With a desire to have more competitive and technically-advanced sleds to compete head-to-head with the international elite, USA Luge partnered with Dow (NYSE:DOW), Worldwide Olympic Partner and “The Official Chemistry Company” of the Olympic Games, to re-engineer the team’s sleds leading up to the Sochi 2014 Olympic Winter Games. Leveraging its industry-leading capabilities in Materials Science and Research & Development, Dow developed a brand-new, made in America sled at its Michigan Operations’ Core R&D division, in Midland.
Having Dow as a technical partner since 2007, USA Luge had previous collaborations with the Company on spot projects. But the game-changing program to upgrade the team’s equipment for the Sochi 2014 Olympic Winter Games began in February 2012, with specific emphasis on updating the kuffens – or runners – of the sleds.
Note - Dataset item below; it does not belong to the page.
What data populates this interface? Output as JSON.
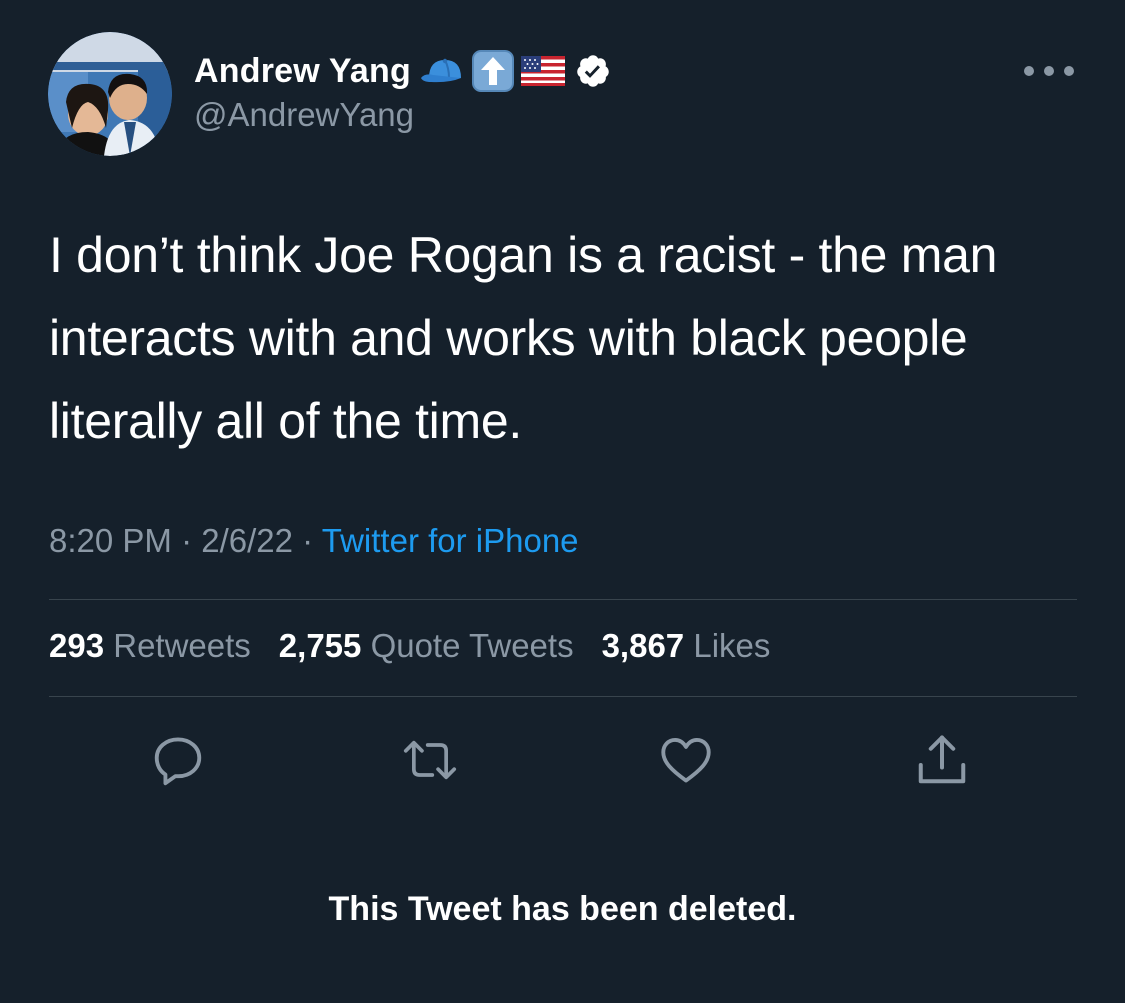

As the work between Duncan Kennedy, head of technical development for USA Luge, and Dow’s world-class scientists began to evolve, the partners quickly realized that much more could be done to update the sleds.
Focusing on material selection – over 20 different materials had been tested -, design, manufacturing and extensive testing in laboratory and on the track with athletes, Dow has developed a faster, replicable, more consistent and reliable sled for USA Luge, delivering innovations that help maximize athlete performance.
“In a sport timed to the 1/1000th of a second, every detail counts. Our team needed the precision, consistency and repeatability provided through applied research and modern manufacturing processes - components added by Dow and its team of world-class scientists. Through our partnership with Dow, we are much closer to a more consistent, perfectly tuned and faster sled,” said Kennedy, a three-time Olympian.To re-engineer the sleds, Dow’s Materials Science team leveraged technologies and composites applied to customers in strategic markets like Automotive, Infrastructure, Transportation, Building & Construction. The solutions tailored for USA Luge have shown improved performance versus the materials previously used for the sleds - mainly steel and wood.